It sounds like you learned a lot of alternative cooking methods in Southeast Asia. There were a couple specific things. For example a lot of vegetables, maybe 95% of them, are water soluble, which means when you cook them in water, the water will taste like the vegetable. To get around that, they’ll blanch vegetables in oil. I’ve never seen it before, but it’s genius because it doesn’t lose any flavor. It concentrates everything into the vegetable itself. You’ll eat a green bean and wonder why it’s so green bean-y.


post 44.3456.original

Charred Hanger Steak with fermented red chili butter, lime, and crispy rice at Intro. Photo: Intro.

When you were in Vietnam, what was your experience with the popular wet markets or street markets? [The farmers and sellers] have a lot of pride because it’s their livelihood. There’s no ego associated to it, it’s more survival. They know that by having the best apples, they’ll be more successful than the person next to them. So you’re able to buy really high quality products easily. And the wet markets are everywhere. In Vietnam specifically, you can’t get away from them.

I imagine you were eating and cooking a lot with the food you found at the markets. Was there any standout favorite market find? In Taipei they have these things called rose apples. They look almost like a combination of a golden delicious apple and a tulip. They’re spectacular. They’re really juicy and floral. I’ve never seen them before, and I haven’t seen them since then.


post 44.3457.original

Blackberry Sorbet Float made with fresh lychee and makkoli (a sparkling sake) at Intro. Photo: Intro.

What advice would you give someone who wants to start tasting and traveling around the world? Eat what the locals eat. There’s a lot of fear factor food in Asia catered toward tourists, and locals don’t eat that stuff. So eat authentically. Don’t go for the sake of being adventurous, there’s plenty of adventure anyway. I had a fried tarantula in Vietnam that I wasn’t planning on eating, but it’s something they eat as a snack there and that’s the only reason why I ate it. Also, eat even if you’re not hungry. I made this rule for myself where if it was around and I’d never had it before, I was going to try it. That resulted in a lot of experiences. It’s the reason I ate the rose apples.

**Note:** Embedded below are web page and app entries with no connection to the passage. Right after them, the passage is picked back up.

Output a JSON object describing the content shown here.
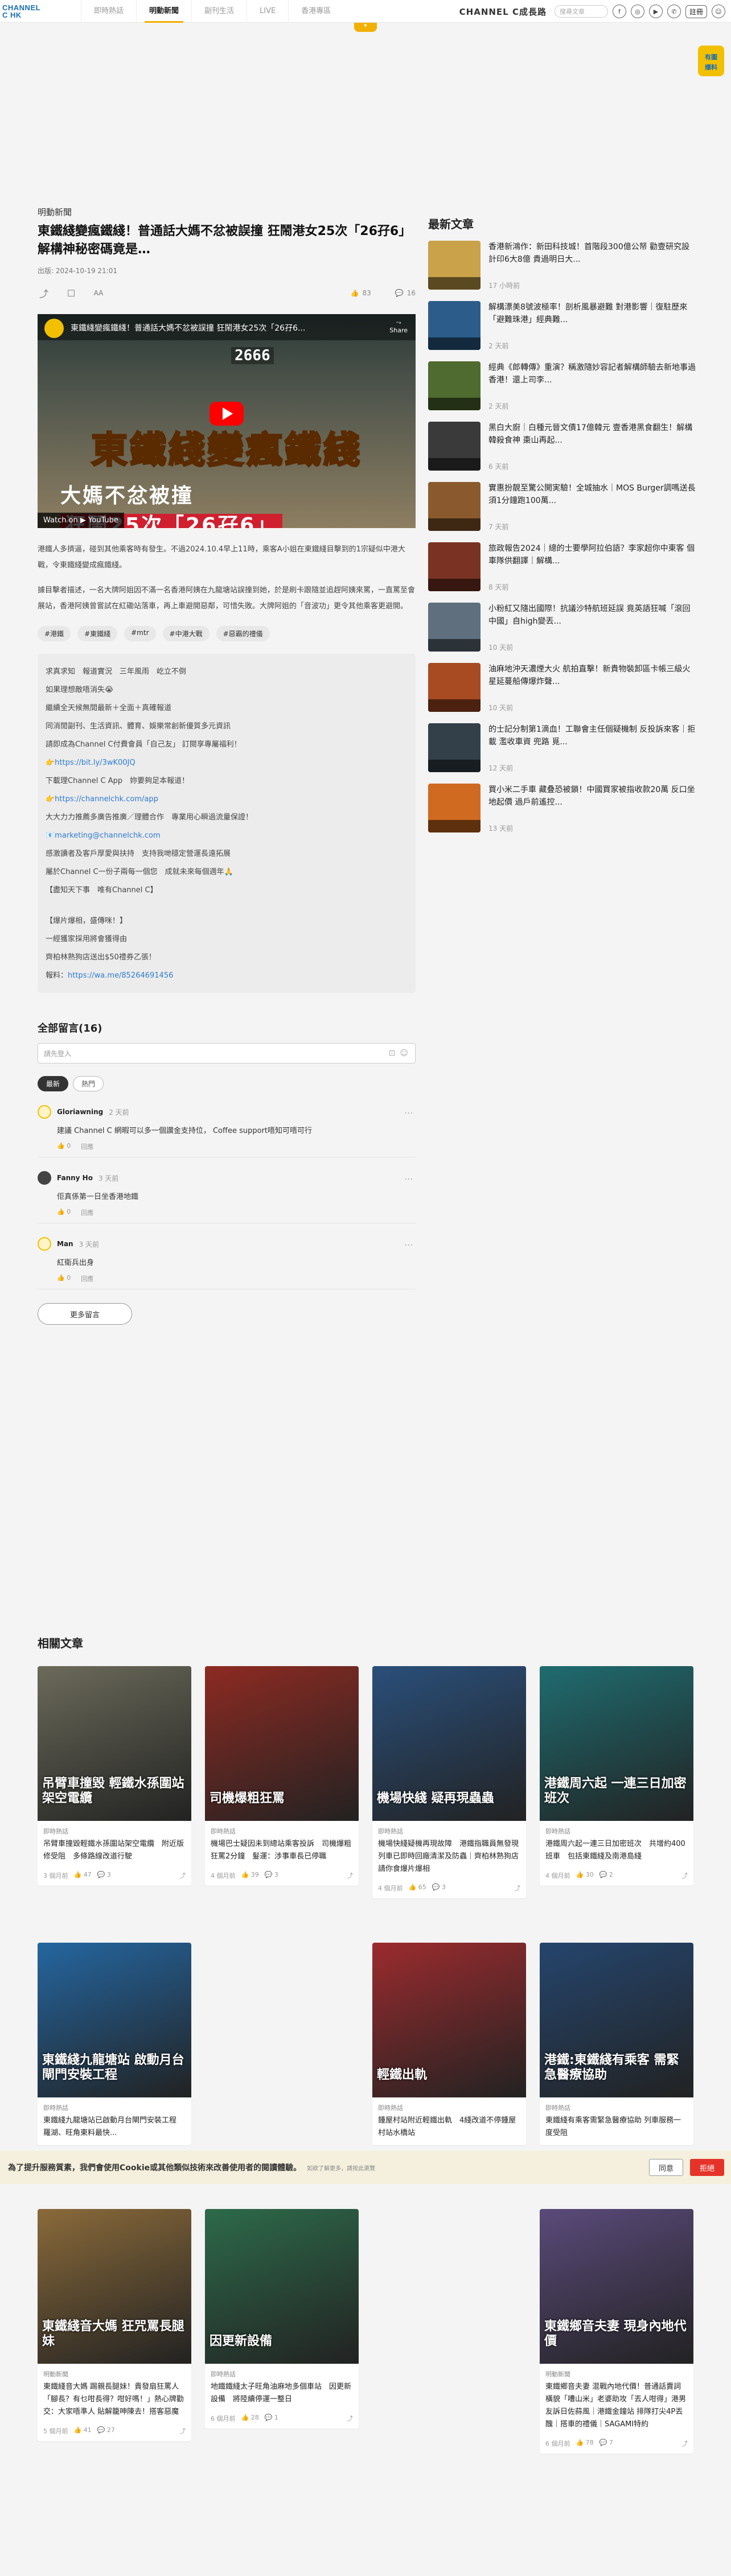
{
  "nav": {
    "logo_line1": "CHANNEL",
    "logo_line2": "C HK",
    "tabs": [
      {
        "label": "即時熱話"
      },
      {
        "label": "明動新聞"
      },
      {
        "label": "副刊生活"
      },
      {
        "label": "LIVE"
      },
      {
        "label": "香港專區"
      }
    ],
    "slogan": "CHANNEL C成長路",
    "search_placeholder": "搜尋文章",
    "login": "註冊",
    "promo_badge": "爆料"
  },
  "article": {
    "section": "明動新聞",
    "headline": "東鐵綫變瘋鐵綫！普通話大媽不忿被誤撞 狂鬧港女25次「26孖6」 解構神秘密碼竟是…",
    "pubdate": "出版: 2024-10-19 21:01",
    "likes": "83",
    "comments_count": "16",
    "video": {
      "title": "東鐵綫變瘋鐵綫！普通話大媽不忿被誤撞 狂鬧港女25次「26孖6...",
      "counter": "2666",
      "big_title": "東鐵綫變瘋鐵綫",
      "sub_prefix": "大媽不忿被撞 ",
      "sub_highlight": "狂鬧25次「26孖6」",
      "share": "Share",
      "watch_on": "Watch on ▶ YouTube"
    },
    "paragraphs": [
      "港鐵人多擠逼，碰到其他乘客時有發生。不過2024.10.4早上11時，乘客A小姐在東鐵綫目擊到的1宗疑似中港大戰，令東鐵綫變成瘋鐵綫。",
      "據目擊者描述，一名大牌阿姐因不滿一名香港阿姨在九龍塘站誤撞到她，於是刷卡跟隨並追趕阿姨來罵，一直罵至會展站，香港阿姨曾嘗試在紅磡站落車，再上車避開惡鄰，可惜失敗。大牌阿姐的「音波功」更令其他乘客更避開。"
    ],
    "tags": [
      "#港鐵",
      "#東鐵綫",
      "#mtr",
      "#中港大戰",
      "#惡霸的禮儀"
    ],
    "promo_lines": [
      "求真求知　報道實況　三年風雨　屹立不倒",
      "如果理想敵唔消失😭",
      "繼續全天候無間最新＋全面＋真確報道",
      "同消閒副刊、生活資訊、體育、娛樂常創新優質多元資訊",
      "請即成為Channel C付費會員「自己友」 訂閱享專屬福利！",
      "👉https://bit.ly/3wK00JQ",
      "下載理Channel C App　妳要夠足本報道！",
      "👉https://channelchk.com/app",
      "大大力力推薦多廣告推廣／理體合作　專業用心瞬過流量保證！",
      "📧marketing@channelchk.com",
      "感激讀者及客戶厚愛與扶持　支持我哋穩定營運長遠拓展",
      "屬於Channel C一份子兩每一個您　成就未來每個週年🙏",
      "【盡知天下事　唯有Channel C】"
    ],
    "tip_lines": [
      "【爆片爆相，盛傳咪！】",
      "一經獲家採用將會獲得由",
      "齊柏林熟狗店送出$50禮券乙張！",
      "報料："
    ],
    "tip_link": "https://wa.me/85264691456"
  },
  "comments": {
    "title": "全部留言(16)",
    "placeholder": "請先登入",
    "sort": [
      "最新",
      "熱門"
    ],
    "items": [
      {
        "user": "Gloriawning",
        "time": "2 天前",
        "text": "建議 Channel C 網暇可以多一個讚金支持位， Coffee support唔知可唔可行",
        "likes": "0",
        "reply": "回應"
      },
      {
        "user": "Fanny Ho",
        "time": "3 天前",
        "text": "佢真係第一日坐香港地鐵",
        "likes": "0",
        "reply": "回應"
      },
      {
        "user": "Man",
        "time": "3 天前",
        "text": "紅衛兵出身",
        "likes": "0",
        "reply": "回應"
      }
    ],
    "more": "更多留言"
  },
  "sidebar": {
    "title": "最新文章",
    "items": [
      {
        "title": "香港新鴻作：新田科技城！首階段300億公帑 勸壹研究設計印6大8億 貴過明日大...",
        "time": "17 小時前",
        "color": "#c9a24a"
      },
      {
        "title": "解構漂美8號波極率！剖析風暴避難 對港影響｜復駐歷來「避難珠港」經典難...",
        "time": "2 天前",
        "color": "#2c5d8a"
      },
      {
        "title": "經典《郎轉傳》重演？稱激隨妙容記者解構師驗去新地事過香港！還上司李...",
        "time": "2 天前",
        "color": "#4f6b2f"
      },
      {
        "title": "黑白大廚｜白種元晉文債17億韓元 壹香港黑食翻生！解構韓殺食神 棗山再起...",
        "time": "6 天前",
        "color": "#3a3a3a"
      },
      {
        "title": "實惠扮靚至驚公開実驗！全城抽水｜MOS Burger調嗎送長 須1分鐘跑100萬...",
        "time": "7 天前",
        "color": "#8a5a2e"
      },
      {
        "title": "旅政報告2024｜總的士要學阿拉伯語？李家超你中東客 個車隊供翻譯｜解構...",
        "time": "8 天前",
        "color": "#7a3322"
      },
      {
        "title": "小粉紅又隨出國際！抗議沙特航班延誤 竟英語狂喊「滾回中國」自high變丟...",
        "time": "10 天前",
        "color": "#5f6f7d"
      },
      {
        "title": "油麻地沖天濃煙大火 航拍直擊！新貴物裝卸區卡帳三級火 星延蔓船傳爆炸聲...",
        "time": "10 天前",
        "color": "#a84a22"
      },
      {
        "title": "的士記分制第1滴血！工聯會主任個疑機制 反投訴來客｜拒載 濫收車資 兜路 覓...",
        "time": "12 天前",
        "color": "#33404a"
      },
      {
        "title": "買小米二手車 藏叠恐被鎖！中國買家被指收款20萬 反口坐地起價 過戶前遙控...",
        "time": "13 天前",
        "color": "#d06a20"
      }
    ]
  },
  "related": {
    "title": "相關文章",
    "cards": [
      {
        "section": "即時熱話",
        "title": "吊臂車撞毀輕鐵水孫圍站架空電纜　附近版修受阻　多條路線改道行駛",
        "date": "3 個月前",
        "likes": "47",
        "comments": "3",
        "caption": "吊臂車撞毀 輕鐵水孫圍站架空電纜",
        "color": "#6b6a5a"
      },
      {
        "section": "即時熱話",
        "title": "機場巴士疑因未到總站乘客投訴　司機爆粗狂罵2分鐘　髮運：涉事車長已停職",
        "date": "4 個月前",
        "likes": "39",
        "comments": "3",
        "caption": "司機爆粗狂罵",
        "color": "#8d2a22"
      },
      {
        "section": "即時熱話",
        "title": "機場快綫疑機再現故障　港鐵指職員無發現　列車已即時回廠清潔及防蟲｜齊柏林熟狗店請你食爆片爆相",
        "date": "4 個月前",
        "likes": "65",
        "comments": "3",
        "caption": "機場快綫 疑再現蟲蟲",
        "color": "#2a4f7a"
      },
      {
        "section": "即時熱話",
        "title": "港鐵周六起一連三日加密班次　共增約400班車　包括東鐵綫及南港島綫",
        "date": "4 個月前",
        "likes": "30",
        "comments": "2",
        "caption": "港鐵周六起 一連三日加密班次",
        "color": "#1f6c70"
      },
      {
        "section": "即時熱話",
        "title": "東鐵綫九龍塘站已啟動月台閘門安裝工程　羅湖、旺角東料最快...",
        "date": "",
        "likes": "",
        "comments": "",
        "caption": "東鐵綫九龍塘站 啟動月台閘門安裝工程",
        "color": "#2466a0"
      },
      {
        "section": "即時熱話",
        "title": "鍾屋村站附近輕鐵出軌　4綫改道不停鍾屋村站水橋站",
        "date": "",
        "likes": "",
        "comments": "",
        "caption": "輕鐵出軌",
        "color": "#9b2b2e"
      },
      {
        "section": "即時熱話",
        "title": "東鐵綫有乘客需緊急醫療協助 列車服務一度受阻",
        "date": "",
        "likes": "",
        "comments": "",
        "caption": "港鐵:東鐵綫有乘客 需緊急醫療協助",
        "color": "#25456d"
      },
      {
        "section": "明動新聞",
        "title": "東鐵綫音大媽 踢親長腿妹！貴發扇狂罵人「腳長？有乜咁長得？咁好嗎！」熱心牌勸交：大家唔準人 貼解籠呻陳去！搭客惡魔",
        "date": "5 個月前",
        "likes": "41",
        "comments": "27",
        "caption": "東鐵綫音大媽 狂咒罵長腿妹",
        "color": "#8a6a3a"
      },
      {
        "section": "即時熱話",
        "title": "地鐵鐵綫太子旺角油麻地多個車站　因更新設備　將陸續停運一整日",
        "date": "6 個月前",
        "likes": "28",
        "comments": "1",
        "caption": "因更新設備",
        "color": "#2d6a4a"
      },
      {
        "section": "明動新聞",
        "title": "東鐵鄉音夫妻 混戰內地代價！普通話賣詞橫貌「嘈山米」老婆助攻「丟人咁得」港男友訴日佐蒜風｜港鐵金鐘站 排隊打尖4P丟醜｜搭車的禮儀｜SAGAMI特約",
        "date": "6 個月前",
        "likes": "78",
        "comments": "7",
        "caption": "東鐵鄉音夫妻 現身內地代價",
        "color": "#5a4a7a"
      }
    ]
  },
  "cookie": {
    "text": "為了提升服務質素，我們會使用Cookie或其他類似技術來改善使用者的閱讀體驗。",
    "small": "如欲了解更多，請按此瀏覽",
    "accept": "同意",
    "reject": "拒絕"
  },
  "colors": {
    "accent": "#f2b000",
    "link": "#2d7bd1",
    "reject": "#e63329"
  }
}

Where do you think you’ll travel next? I really want to go to Peru — that’s on my shortlist. I want to go to New Orleans — I haven’t been there before, which is crazy to a lot of people considering all the places I have been. Those are the two on my really shortlist right now.


Scroll To Top